To put it lightly, “First Man” is yet another movie about a white man putting his job ahead of his friends and family but getting rewarded for it. Yes, getting to the moon is an amazing feat. Yet, with a cast giving unenchanting performances and a plot that was more depressing than exciting, the film will be forgotten in T minus 5 minutes.
The movie is about Neil Armstrong (Ryan Gosling) getting to the moon and all of the obstacles he and NASA had to face to get there. Behind this movie is famed director Damien Chazelle, whose recent smash hits include “La La Land” and “Whiplash.” Those movies had a lot of heart to them. Both ended with a heart tugging montage that’ll either pull you out of your seat or make you weep like a baby.“First Man” however, is as cold and calculating as its lead character.
Armstrong is portrayed here as a very stern and serious man who’s almost never happy. There is hardly any emotion behind any of his scenes. When one would expect him to get excited or even smile, the audience is instead rewarded with a simple grunt or banal acknowledgment.
This even includes the moon landing which should have been the emotional crux of the whole film. Instead, the scene is intercut with sad flashbacks which just detract any excitement that the movie establishes. This trend extends to just about every accomplishment he or NASA ever achieves in this film. Instead of being happy about it, for some inexplicable reason, this movie really wants to be upset.
Chazelle chooses to focus on Armstrong’s failing marriage and family instead of the
Space Race. Neil’s wife is played by Claire Foy who does a great job of playing concerned yet
supportive wife number four.
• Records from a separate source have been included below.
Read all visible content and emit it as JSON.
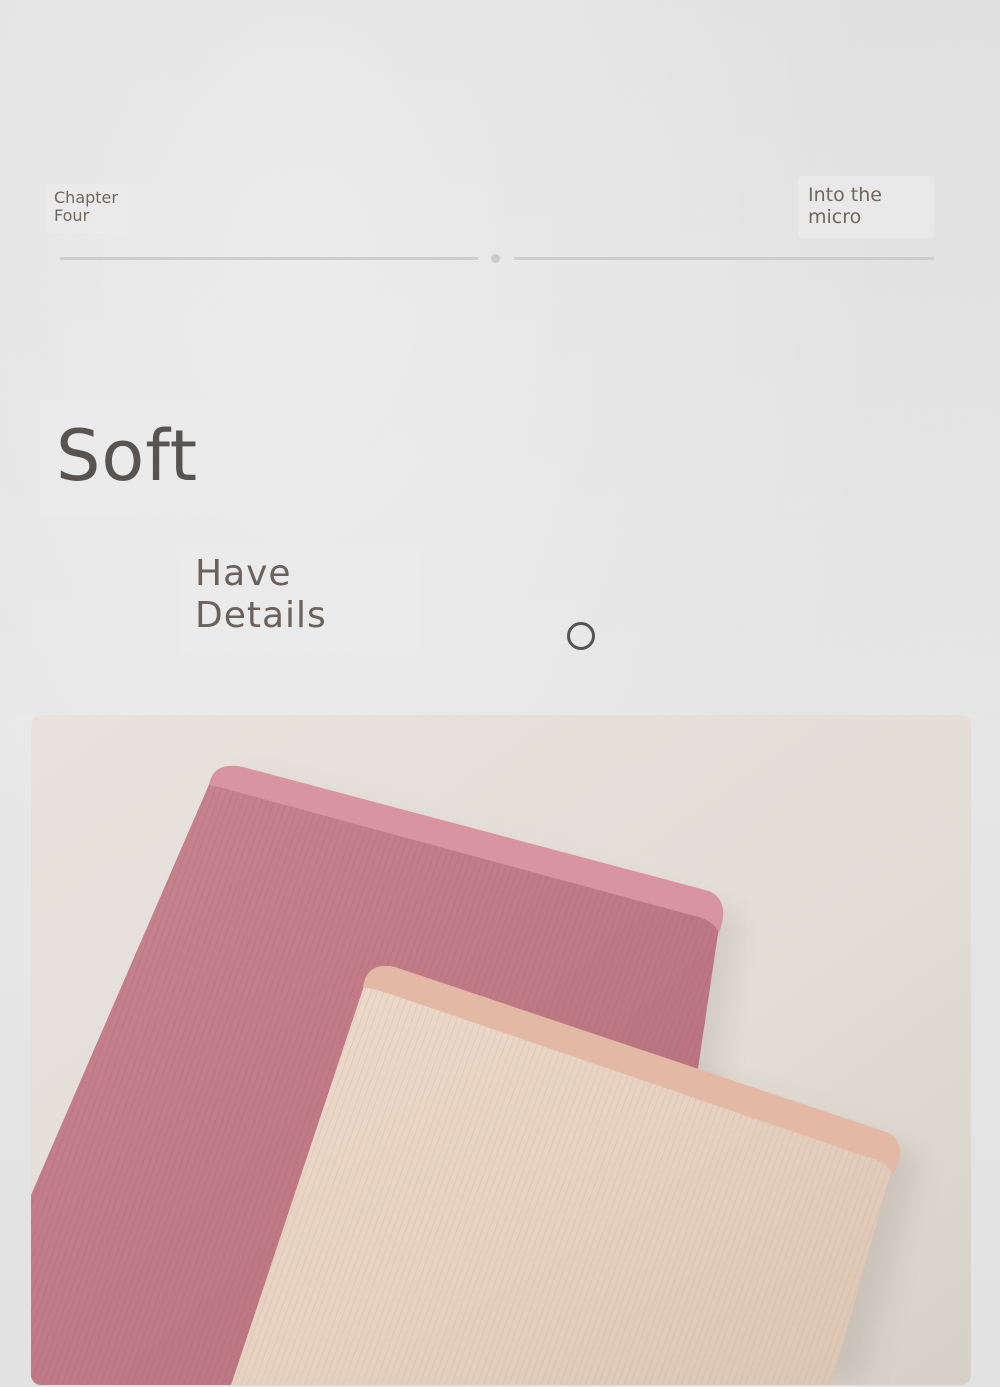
{
  "header": {
    "chapter_label": "Chapter\nFour",
    "section_label": "Into the\nmicro"
  },
  "hero": {
    "title": "Soft",
    "subtitle": "Have\nDetails"
  },
  "photo": {
    "subject": "two-socks-cuff-closeup",
    "colors": {
      "background": "#e4dfd7",
      "pink_sock": "#c98892",
      "beige_sock": "#e6cfbf"
    }
  },
  "icons": {
    "ring": "ring-icon",
    "divider_dot": "dot-icon"
  }
}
You’ve seen this role played a million times by a number of women, and honestly this movie does nothing different or interesting with her character.
However, constantly throughout the film, the audience is told to care more about her and her relationship with Armstrong instead of the much more interesting Space Race going on.
Whenever NASA does something noteworthy in history, the movie immediately cuts to Foy and Gosling staring sadly at each other like its trying to remind us what the audience is truly supposed to care about.
To conclude, not only did this movie make Armstrong look cold and unfeeling, but it also perpetuated the cliche that any man can be dismissive of his family and friends as long as he’s good at his job. This made the movie not only unenjoyable but also extremely dated in an era where Hollywood is finally making strides towards inclusiveness and making women more than just props. This film will be quickly forgotten and is a real disappointment considering the previous work of Chazelle.